Recorded data:

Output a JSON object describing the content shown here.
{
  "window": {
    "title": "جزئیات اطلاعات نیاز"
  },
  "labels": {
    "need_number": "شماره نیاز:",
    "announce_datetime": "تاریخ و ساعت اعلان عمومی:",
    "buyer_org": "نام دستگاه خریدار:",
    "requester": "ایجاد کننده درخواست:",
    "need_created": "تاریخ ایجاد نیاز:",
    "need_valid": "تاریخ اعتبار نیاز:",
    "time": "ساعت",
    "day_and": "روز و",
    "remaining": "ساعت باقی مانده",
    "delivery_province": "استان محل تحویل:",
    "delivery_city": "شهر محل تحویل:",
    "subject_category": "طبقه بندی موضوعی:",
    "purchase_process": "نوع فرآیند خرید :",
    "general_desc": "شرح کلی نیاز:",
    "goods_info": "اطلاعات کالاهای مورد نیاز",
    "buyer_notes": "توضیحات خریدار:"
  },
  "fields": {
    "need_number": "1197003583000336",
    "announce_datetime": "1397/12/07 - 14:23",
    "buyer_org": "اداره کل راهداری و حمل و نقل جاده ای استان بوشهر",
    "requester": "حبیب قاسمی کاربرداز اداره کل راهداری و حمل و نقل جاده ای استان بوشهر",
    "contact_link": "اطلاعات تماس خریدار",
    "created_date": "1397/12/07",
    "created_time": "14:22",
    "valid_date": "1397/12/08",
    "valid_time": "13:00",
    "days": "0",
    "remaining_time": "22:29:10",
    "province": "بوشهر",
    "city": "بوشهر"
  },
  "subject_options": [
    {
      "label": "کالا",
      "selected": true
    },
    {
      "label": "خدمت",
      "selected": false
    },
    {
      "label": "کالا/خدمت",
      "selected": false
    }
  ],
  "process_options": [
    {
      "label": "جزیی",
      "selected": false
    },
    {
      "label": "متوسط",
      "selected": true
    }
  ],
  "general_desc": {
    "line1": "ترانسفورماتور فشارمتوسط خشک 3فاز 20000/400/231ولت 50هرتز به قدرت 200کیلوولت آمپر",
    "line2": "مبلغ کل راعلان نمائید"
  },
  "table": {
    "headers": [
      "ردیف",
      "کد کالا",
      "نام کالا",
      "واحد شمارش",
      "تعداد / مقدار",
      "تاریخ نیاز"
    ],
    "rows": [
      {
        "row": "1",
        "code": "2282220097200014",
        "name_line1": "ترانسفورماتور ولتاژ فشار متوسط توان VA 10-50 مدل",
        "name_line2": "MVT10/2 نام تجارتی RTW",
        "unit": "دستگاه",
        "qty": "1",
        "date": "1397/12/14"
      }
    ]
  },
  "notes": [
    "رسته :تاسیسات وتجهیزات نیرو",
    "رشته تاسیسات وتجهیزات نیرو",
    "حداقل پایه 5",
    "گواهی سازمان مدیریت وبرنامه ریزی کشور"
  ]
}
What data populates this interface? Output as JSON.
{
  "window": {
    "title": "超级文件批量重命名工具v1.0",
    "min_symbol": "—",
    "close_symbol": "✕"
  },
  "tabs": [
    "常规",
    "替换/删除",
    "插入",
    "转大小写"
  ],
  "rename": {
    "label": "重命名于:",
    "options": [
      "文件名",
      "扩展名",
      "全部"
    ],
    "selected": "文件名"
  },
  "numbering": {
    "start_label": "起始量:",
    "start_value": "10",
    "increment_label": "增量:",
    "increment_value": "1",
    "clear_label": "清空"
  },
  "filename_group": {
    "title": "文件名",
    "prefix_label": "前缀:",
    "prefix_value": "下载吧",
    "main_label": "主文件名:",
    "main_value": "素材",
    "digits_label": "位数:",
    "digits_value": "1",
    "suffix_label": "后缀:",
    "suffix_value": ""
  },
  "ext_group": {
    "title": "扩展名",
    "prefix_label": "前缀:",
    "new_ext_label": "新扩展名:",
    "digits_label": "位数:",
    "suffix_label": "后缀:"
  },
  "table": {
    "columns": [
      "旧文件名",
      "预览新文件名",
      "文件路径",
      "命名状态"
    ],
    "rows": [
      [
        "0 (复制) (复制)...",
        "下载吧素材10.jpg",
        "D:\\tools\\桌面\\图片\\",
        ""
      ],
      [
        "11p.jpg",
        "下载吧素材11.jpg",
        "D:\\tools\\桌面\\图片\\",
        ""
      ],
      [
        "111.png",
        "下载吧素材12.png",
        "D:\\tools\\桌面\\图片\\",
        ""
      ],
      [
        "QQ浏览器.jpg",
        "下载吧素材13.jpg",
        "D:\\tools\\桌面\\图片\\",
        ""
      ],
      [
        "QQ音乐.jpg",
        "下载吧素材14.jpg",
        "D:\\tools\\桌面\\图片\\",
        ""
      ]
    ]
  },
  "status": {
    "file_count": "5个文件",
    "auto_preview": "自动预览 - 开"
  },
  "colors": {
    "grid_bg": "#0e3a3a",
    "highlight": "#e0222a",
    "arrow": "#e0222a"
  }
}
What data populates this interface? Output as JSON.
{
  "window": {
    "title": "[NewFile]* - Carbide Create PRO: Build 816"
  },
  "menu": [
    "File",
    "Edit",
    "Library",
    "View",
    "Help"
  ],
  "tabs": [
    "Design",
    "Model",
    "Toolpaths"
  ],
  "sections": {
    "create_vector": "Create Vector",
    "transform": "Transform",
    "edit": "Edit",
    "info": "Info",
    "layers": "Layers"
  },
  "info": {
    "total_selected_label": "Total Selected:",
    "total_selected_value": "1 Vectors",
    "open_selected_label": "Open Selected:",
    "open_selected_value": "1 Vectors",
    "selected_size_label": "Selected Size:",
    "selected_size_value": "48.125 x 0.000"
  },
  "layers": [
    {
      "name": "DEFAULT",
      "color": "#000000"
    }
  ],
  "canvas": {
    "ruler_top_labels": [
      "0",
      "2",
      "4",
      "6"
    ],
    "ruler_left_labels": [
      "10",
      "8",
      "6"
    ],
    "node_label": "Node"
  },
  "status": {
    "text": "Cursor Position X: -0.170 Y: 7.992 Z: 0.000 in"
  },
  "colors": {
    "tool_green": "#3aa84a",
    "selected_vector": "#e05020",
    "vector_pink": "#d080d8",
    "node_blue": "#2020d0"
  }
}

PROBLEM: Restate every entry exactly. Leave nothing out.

ANSWER SPACE:
Output a JSON object describing the content shown here.
{
  "window": {
    "title": "جزئیات اطلاعات نیاز"
  },
  "labels": {
    "need_number": "شماره نیاز:",
    "announce_datetime": "تاریخ و ساعت اعلان عمومی:",
    "buyer_org": "نام دستگاه خریدار:",
    "requester": "ایجاد کننده درخواست:",
    "need_created": "تاریخ ایجاد نیاز:",
    "need_valid": "تاریخ اعتبار نیاز:",
    "time": "ساعت",
    "day_and": "روز و",
    "remaining": "ساعت باقی مانده",
    "delivery_province": "استان محل تحویل:",
    "delivery_city": "شهر محل تحویل:",
    "subject_category": "طبقه بندی موضوعی:",
    "purchase_process": "نوع فرآیند خرید :",
    "general_desc": "شرح کلی نیاز:",
    "goods_info": "اطلاعات کالاهای مورد نیاز",
    "buyer_notes": "توضیحات خریدار:"
  },
  "fields": {
    "need_number": "1197003583000336",
    "announce_datetime": "1397/12/07 - 14:23",
    "buyer_org": "اداره کل راهداری و حمل و نقل جاده ای استان بوشهر",
    "requester": "حبیب قاسمی کاربرداز اداره کل راهداری و حمل و نقل جاده ای استان بوشهر",
    "contact_link": "اطلاعات تماس خریدار",
    "created_date": "1397/12/07",
    "created_time": "14:22",
    "valid_date": "1397/12/08",
    "valid_time": "13:00",
    "days": "0",
    "remaining_time": "22:29:10",
    "province": "بوشهر",
    "city": "بوشهر"
  },
  "subject_options": [
    {
      "label": "کالا",
      "selected": true
    },
    {
      "label": "خدمت",
      "selected": false
    },
    {
      "label": "کالا/خدمت",
      "selected": false
    }
  ],
  "process_options": [
    {
      "label": "جزیی",
      "selected": false
    },
    {
      "label": "متوسط",
      "selected": true
    }
  ],
  "general_desc": {
    "line1": "ترانسفورماتور فشارمتوسط خشک 3فاز 20000/400/231ولت 50هرتز به قدرت 200کیلوولت آمپر",
    "line2": "مبلغ کل راعلان نمائید"
  },
  "table": {
    "headers": [
      "ردیف",
      "کد کالا",
      "نام کالا",
      "واحد شمارش",
      "تعداد / مقدار",
      "تاریخ نیاز"
    ],
    "rows": [
      {
        "row": "1",
        "code": "2282220097200014",
        "name_line1": "ترانسفورماتور ولتاژ فشار متوسط توان VA 10-50 مدل",
        "name_line2": "MVT10/2 نام تجارتی RTW",
        "unit": "دستگاه",
        "qty": "1",
        "date": "1397/12/14"
      }
    ]
  },
  "notes": [
    "رسته :تاسیسات وتجهیزات نیرو",
    "رشته تاسیسات وتجهیزات نیرو",
    "حداقل پایه 5",
    "گواهی سازمان مدیریت وبرنامه ریزی کشور"
  ]
}
What data populates this interface? Output as JSON.
{
  "window": {
    "title": "超级文件批量重命名工具v1.0",
    "min_symbol": "—",
    "close_symbol": "✕"
  },
  "tabs": [
    "常规",
    "替换/删除",
    "插入",
    "转大小写"
  ],
  "rename": {
    "label": "重命名于:",
    "options": [
      "文件名",
      "扩展名",
      "全部"
    ],
    "selected": "文件名"
  },
  "numbering": {
    "start_label": "起始量:",
    "start_value": "10",
    "increment_label": "增量:",
    "increment_value": "1",
    "clear_label": "清空"
  },
  "filename_group": {
    "title": "文件名",
    "prefix_label": "前缀:",
    "prefix_value": "下载吧",
    "main_label": "主文件名:",
    "main_value": "素材",
    "digits_label": "位数:",
    "digits_value": "1",
    "suffix_label": "后缀:",
    "suffix_value": ""
  },
  "ext_group": {
    "title": "扩展名",
    "prefix_label": "前缀:",
    "new_ext_label": "新扩展名:",
    "digits_label": "位数:",
    "suffix_label": "后缀:"
  },
  "table": {
    "columns": [
      "旧文件名",
      "预览新文件名",
      "文件路径",
      "命名状态"
    ],
    "rows": [
      [
        "0 (复制) (复制)...",
        "下载吧素材10.jpg",
        "D:\\tools\\桌面\\图片\\",
        ""
      ],
      [
        "11p.jpg",
        "下载吧素材11.jpg",
        "D:\\tools\\桌面\\图片\\",
        ""
      ],
      [
        "111.png",
        "下载吧素材12.png",
        "D:\\tools\\桌面\\图片\\",
        ""
      ],
      [
        "QQ浏览器.jpg",
        "下载吧素材13.jpg",
        "D:\\tools\\桌面\\图片\\",
        ""
      ],
      [
        "QQ音乐.jpg",
        "下载吧素材14.jpg",
        "D:\\tools\\桌面\\图片\\",
        ""
      ]
    ]
  },
  "status": {
    "file_count": "5个文件",
    "auto_preview": "自动预览 - 开"
  },
  "colors": {
    "grid_bg": "#0e3a3a",
    "highlight": "#e0222a",
    "arrow": "#e0222a"
  }
}
What data populates this interface? Output as JSON.
{
  "window": {
    "title": "[NewFile]* - Carbide Create PRO: Build 816"
  },
  "menu": [
    "File",
    "Edit",
    "Library",
    "View",
    "Help"
  ],
  "tabs": [
    "Design",
    "Model",
    "Toolpaths"
  ],
  "sections": {
    "create_vector": "Create Vector",
    "transform": "Transform",
    "edit": "Edit",
    "info": "Info",
    "layers": "Layers"
  },
  "info": {
    "total_selected_label": "Total Selected:",
    "total_selected_value": "1 Vectors",
    "open_selected_label": "Open Selected:",
    "open_selected_value": "1 Vectors",
    "selected_size_label": "Selected Size:",
    "selected_size_value": "48.125 x 0.000"
  },
  "layers": [
    {
      "name": "DEFAULT",
      "color": "#000000"
    }
  ],
  "canvas": {
    "ruler_top_labels": [
      "0",
      "2",
      "4",
      "6"
    ],
    "ruler_left_labels": [
      "10",
      "8",
      "6"
    ],
    "node_label": "Node"
  },
  "status": {
    "text": "Cursor Position X: -0.170 Y: 7.992 Z: 0.000 in"
  },
  "colors": {
    "tool_green": "#3aa84a",
    "selected_vector": "#e05020",
    "vector_pink": "#d080d8",
    "node_blue": "#2020d0"
  }
}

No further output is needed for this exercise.